Bowling lessons with a hunchback. A bizarre first-grade teacher who hallucinates in class. A tragically innocent family blind-sided by flower power, and the salvation of soul music at a radio station straight out of a Quentin Tarantino version of The Twilight Zone. These are just a few of the luminous characters and conjurings Kris Saknussemm delivers in his kaleidoscopic Sea Monkeys–the story of his growing up in the counterculture San Francisco Bay Area and central California in the 1960s.Known for his genre-bending works Zanesville and Private Midnight, Saknussemm now gives us a highly original take on the nonfiction memoir, in which he shatters the stained glass windows of his father’s church and mixes the pieces with ghost cartoons, the Cronkite contradictions of Civil Rights demonstrations, and ads for laxatives during a strange hiatus in American sanity when Sly Stone and Perry Como could both be in the Top 10. Honest, funny, and at times heartbreaking, Sea Monkeys is the no-holds-barred tale of one of our most exciting contemporary authors’ own coming of age, and the perfect follow-up to Saknussemm’s Zanesville, which Booklist hailed as “one of the most creative, edgy, and entertaining novels spawned in a decade.”

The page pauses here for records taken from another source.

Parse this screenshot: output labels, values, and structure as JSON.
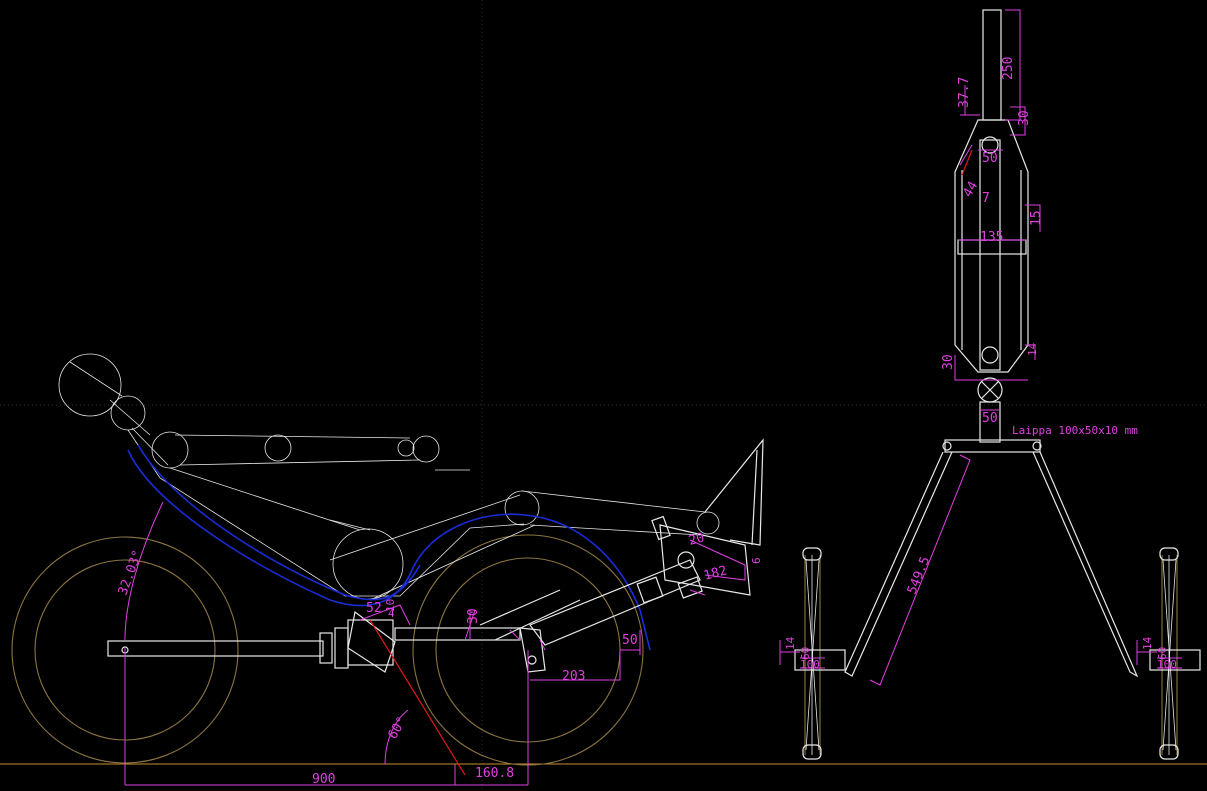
{
  "colors": {
    "background": "#000000",
    "geometry": "#e8e8e8",
    "dimension": "#e040e0",
    "chain_line": "#1a2cd8",
    "wheel": "#8a7440",
    "steering_axis": "#e01818"
  },
  "side_view": {
    "angle_seat": "32.03°",
    "angle_head": "60°",
    "dim_wheelbase": "900",
    "dim_trail": "160.8",
    "dim_203": "203",
    "dim_50": "50",
    "dim_30": "30",
    "dim_52": "52",
    "dim_10": "10",
    "dim_4": "4",
    "dim_182": "182",
    "dim_20": "20",
    "dim_6": "6"
  },
  "front_view": {
    "dim_250": "250",
    "dim_37_7": "37.7",
    "dim_30_top": "30",
    "dim_50_top": "50",
    "dim_44": "44",
    "dim_7": "7",
    "dim_15": "15",
    "dim_135": "135",
    "dim_30_bottom": "30",
    "dim_14": "14",
    "dim_50_bottom": "50",
    "note_flange": "Laippa 100x50x10 mm",
    "dim_549_5": "549.5"
  },
  "wheel_detail": {
    "dim_14": "14",
    "dim_60": "60",
    "dim_100": "100"
  }
}
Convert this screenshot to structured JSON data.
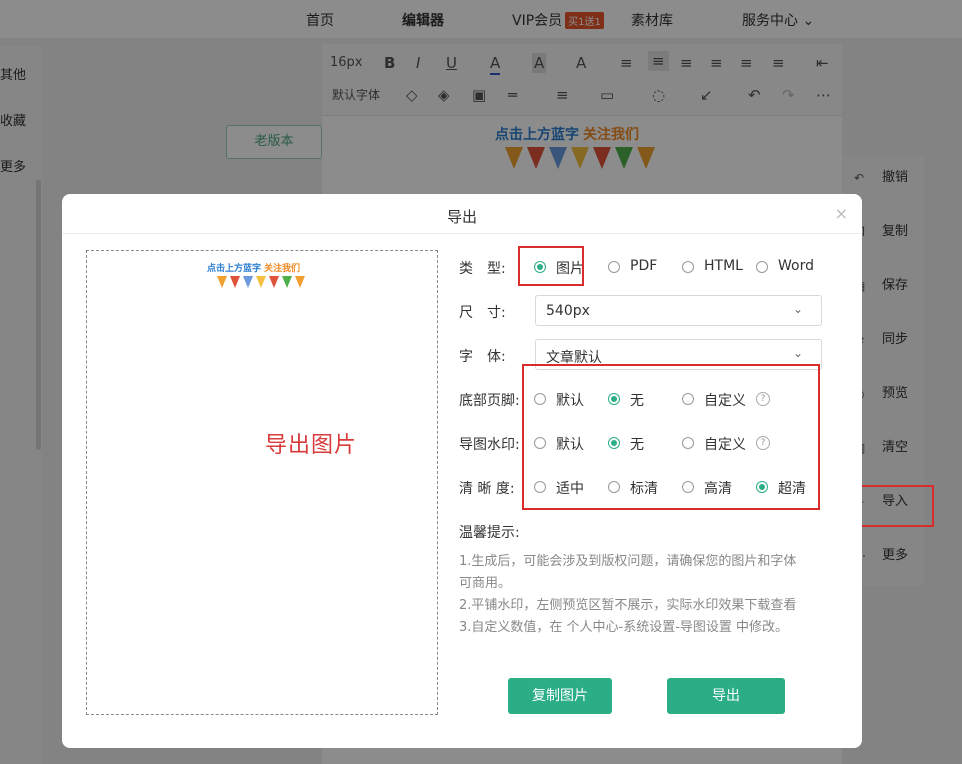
{
  "nav": {
    "items": [
      "首页",
      "编辑器",
      "VIP会员",
      "素材库",
      "服务中心"
    ],
    "vip_badge": "买1送1",
    "dropdown_caret": "⌄"
  },
  "left_panel": {
    "items": [
      "其他",
      "收藏",
      "更多"
    ]
  },
  "toolbar": {
    "font_size": "16px",
    "font_family": "默认字体"
  },
  "editor": {
    "old_version_button": "老版本",
    "banner_blue": "点击上方蓝字",
    "banner_orange": "关注我们"
  },
  "right_panel": {
    "items": [
      "撤销",
      "复制",
      "保存",
      "同步",
      "预览",
      "清空",
      "导入",
      "更多"
    ]
  },
  "modal": {
    "title": "导出",
    "close": "×",
    "preview": {
      "banner_blue": "点击上方蓝字",
      "banner_orange": "关注我们",
      "text": "导出图片"
    },
    "type": {
      "label": "类　型:",
      "options": [
        "图片",
        "PDF",
        "HTML",
        "Word"
      ],
      "selected": "图片"
    },
    "size": {
      "label": "尺　寸:",
      "value": "540px"
    },
    "font": {
      "label": "字　体:",
      "value": "文章默认"
    },
    "footer": {
      "label": "底部页脚:",
      "options": [
        "默认",
        "无",
        "自定义"
      ],
      "selected": "无"
    },
    "watermark": {
      "label": "导图水印:",
      "options": [
        "默认",
        "无",
        "自定义"
      ],
      "selected": "无"
    },
    "clarity": {
      "label": "清 晰 度:",
      "options": [
        "适中",
        "标清",
        "高清",
        "超清"
      ],
      "selected": "超清"
    },
    "help_glyph": "?",
    "tips_title": "温馨提示:",
    "tips": [
      "1.生成后，可能会涉及到版权问题，请确保您的图片和字体",
      "可商用。",
      "2.平铺水印，左侧预览区暂不展示，实际水印效果下载查看",
      "3.自定义数值，在 个人中心-系统设置-导图设置 中修改。"
    ],
    "copy_button": "复制图片",
    "export_button": "导出"
  },
  "colors": {
    "accent": "#2bae85",
    "highlight": "#d92c2c",
    "vip_badge": "#e8542c"
  }
}
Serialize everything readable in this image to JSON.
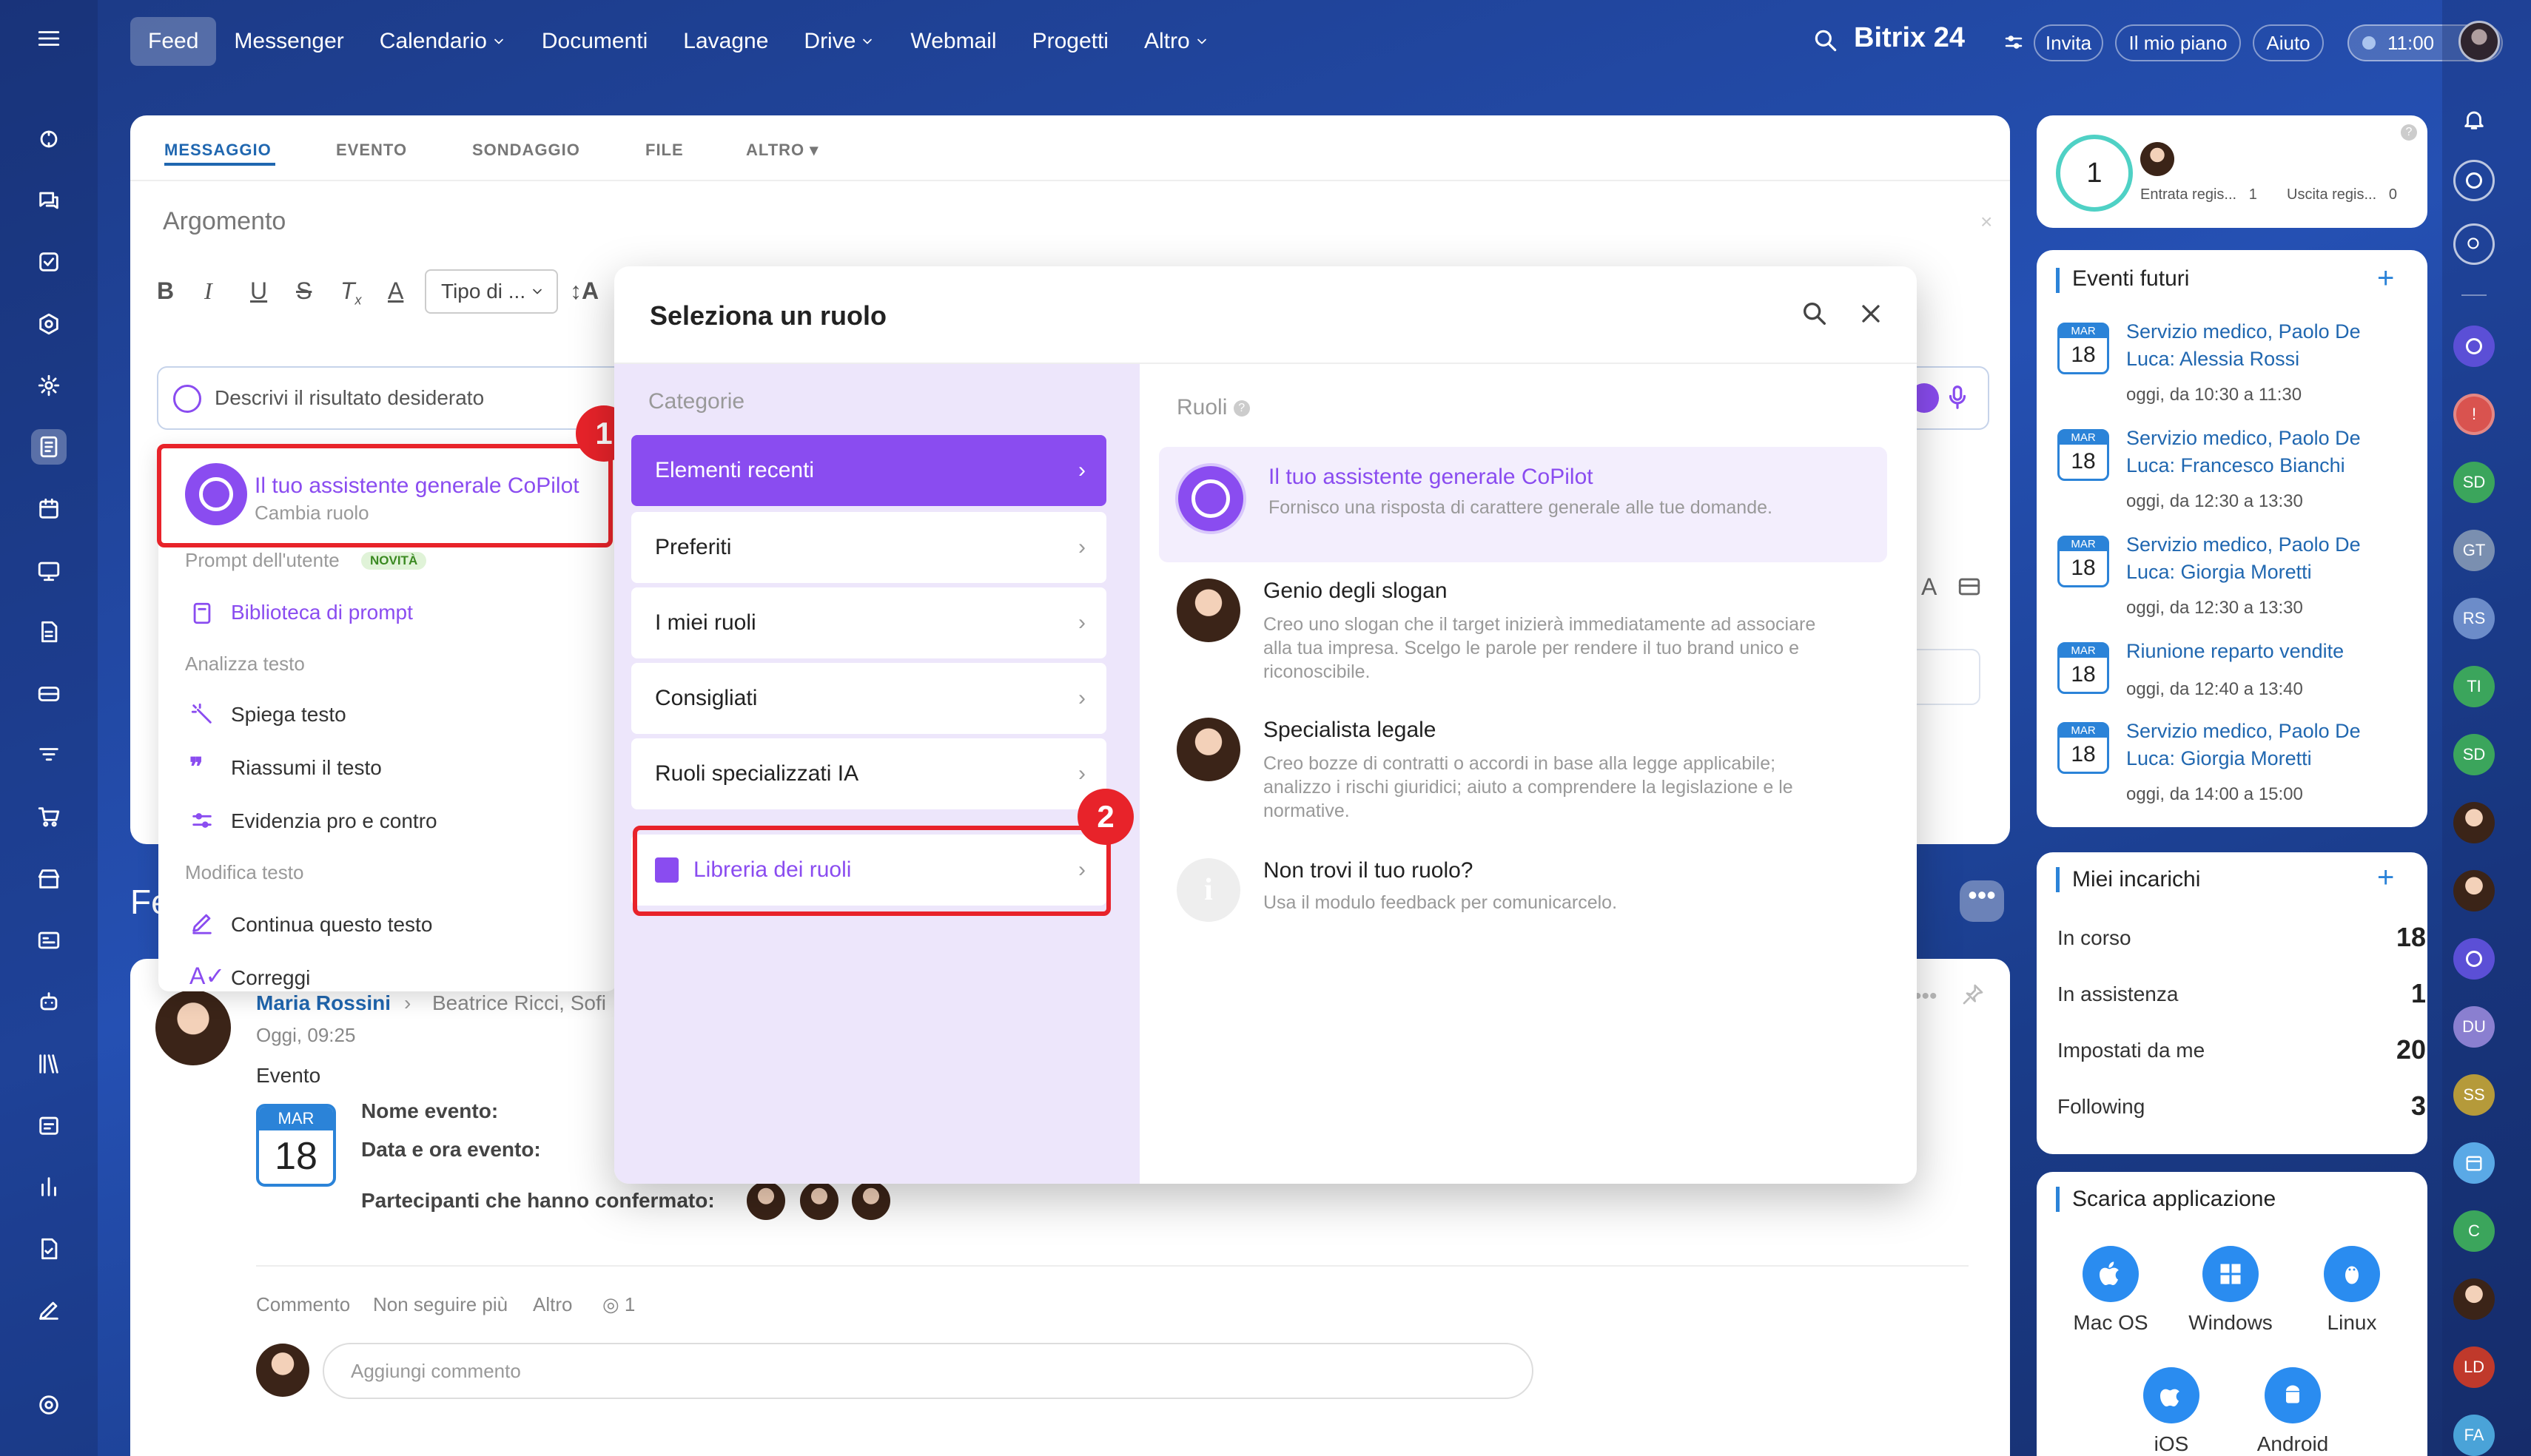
{
  "app": {
    "logo": "Bitrix 24",
    "time": "11:00"
  },
  "nav": {
    "items": [
      "Feed",
      "Messenger",
      "Calendario",
      "Documenti",
      "Lavagne",
      "Drive",
      "Webmail",
      "Progetti",
      "Altro"
    ],
    "invite": "Invita",
    "plan": "Il mio piano",
    "help": "Aiuto"
  },
  "composer": {
    "tabs": [
      "MESSAGGIO",
      "EVENTO",
      "SONDAGGIO",
      "FILE",
      "ALTRO"
    ],
    "subject_placeholder": "Argomento",
    "format_select": "Tipo di ...",
    "copilot_placeholder": "Descrivi il risultato desiderato"
  },
  "copilot_menu": {
    "role_title": "Il tuo assistente generale CoPilot",
    "role_change": "Cambia ruolo",
    "user_prompts": "Prompt dell'utente",
    "new_badge": "NOVITÀ",
    "library": "Biblioteca di prompt",
    "analyze_section": "Analizza testo",
    "explain": "Spiega testo",
    "summarize": "Riassumi il testo",
    "pros_cons": "Evidenzia pro e contro",
    "edit_section": "Modifica testo",
    "continue": "Continua questo testo",
    "correct": "Correggi"
  },
  "role_dialog": {
    "title": "Seleziona un ruolo",
    "categories_label": "Categorie",
    "roles_label": "Ruoli",
    "categories": [
      "Elementi recenti",
      "Preferiti",
      "I miei ruoli",
      "Consigliati",
      "Ruoli specializzati IA"
    ],
    "library": "Libreria dei ruoli",
    "roles": [
      {
        "title": "Il tuo assistente generale CoPilot",
        "desc": "Fornisco una risposta di carattere generale alle tue domande."
      },
      {
        "title": "Genio degli slogan",
        "desc": "Creo uno slogan che il target inizierà immediatamente ad associare alla tua impresa. Scelgo le parole per rendere il tuo brand unico e riconoscibile."
      },
      {
        "title": "Specialista legale",
        "desc": "Creo bozze di contratti o accordi in base alla legge applicabile; analizzo i rischi giuridici; aiuto a comprendere la legislazione e le normative."
      },
      {
        "title": "Non trovi il tuo ruolo?",
        "desc": "Usa il modulo feedback per comunicarcelo."
      }
    ]
  },
  "annotations": {
    "one": "1",
    "two": "2"
  },
  "feed_heading": "Fe",
  "post": {
    "author": "Maria Rossini",
    "recipients": "Beatrice Ricci, Sofi",
    "time": "Oggi, 09:25",
    "type": "Evento",
    "month": "MAR",
    "day": "18",
    "name_label": "Nome evento:",
    "date_label": "Data e ora evento:",
    "participants_label": "Partecipanti che hanno confermato:",
    "actions": [
      "Commento",
      "Non seguire più",
      "Altro"
    ],
    "views": "1",
    "comment_placeholder": "Aggiungi commento"
  },
  "timeman": {
    "count": "1",
    "in_label": "Entrata regis...",
    "in_value": "1",
    "out_label": "Uscita regis...",
    "out_value": "0"
  },
  "events": {
    "title": "Eventi futuri",
    "items": [
      {
        "month": "MAR",
        "day": "18",
        "title": "Servizio medico, Paolo De Luca: Alessia Rossi",
        "time": "oggi, da 10:30 a 11:30"
      },
      {
        "month": "MAR",
        "day": "18",
        "title": "Servizio medico, Paolo De Luca: Francesco Bianchi",
        "time": "oggi, da 12:30 a 13:30"
      },
      {
        "month": "MAR",
        "day": "18",
        "title": "Servizio medico, Paolo De Luca: Giorgia Moretti",
        "time": "oggi, da 12:30 a 13:30"
      },
      {
        "month": "MAR",
        "day": "18",
        "title": "Riunione reparto vendite",
        "time": "oggi, da 12:40 a 13:40"
      },
      {
        "month": "MAR",
        "day": "18",
        "title": "Servizio medico, Paolo De Luca: Giorgia Moretti",
        "time": "oggi, da 14:00 a 15:00"
      }
    ]
  },
  "tasks": {
    "title": "Miei incarichi",
    "items": [
      {
        "label": "In corso",
        "value": "18"
      },
      {
        "label": "In assistenza",
        "value": "1"
      },
      {
        "label": "Impostati da me",
        "value": "20"
      },
      {
        "label": "Following",
        "value": "3"
      }
    ]
  },
  "apps": {
    "title": "Scarica applicazione",
    "items": [
      "Mac OS",
      "Windows",
      "Linux",
      "iOS",
      "Android"
    ]
  },
  "right_rail": {
    "badges": [
      "SD",
      "GT",
      "RS",
      "TI",
      "SD",
      "DU",
      "SS",
      "C",
      "LD",
      "FA"
    ]
  },
  "colors": {
    "accent": "#8a4cf0",
    "link": "#2067b0",
    "annotation": "#e8232a",
    "calendar": "#2b83d8"
  }
}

[H]is psychological insights are sharp...And a much longer piece, "Mr. Very Late Night," about being the only white D.J working the graveyard shift at a black radio station, is a superb piece of writing...
We get old but we stay young. We’re all of our selves we’ve ever been. Kris Saknussemm knows this. After this book, you will too.
’No one could dream a place like California, ’ Jay Farrar sings, but in Sea Monkeys, Kris Saknussemm dreams growing up on the wild coast in prose with bite, immediacy and pungency commensurate with his capacity for wonder. Sea Monkeys delivers less the specifics of a sentimental education and more intensely the shining contours of a famously diverse ecology that includes father as alcoholic preacher, a flawed loving family shattered by child rape, the hijinks and shenanigans of children whose imaginations yet live, the homemade toys of childhood which refuse to die, the neighborhood kids and gangs of friends waking to marvels, terrors and sadness usually unmentioned by adults. Saknussemm’s prose crackles and rings with tones and registers out of the range of the average and the ordinary, but out of the wreckage of those, he recalls the wild and dew-breathed dreams of childhood gone indelible through the quality of recall.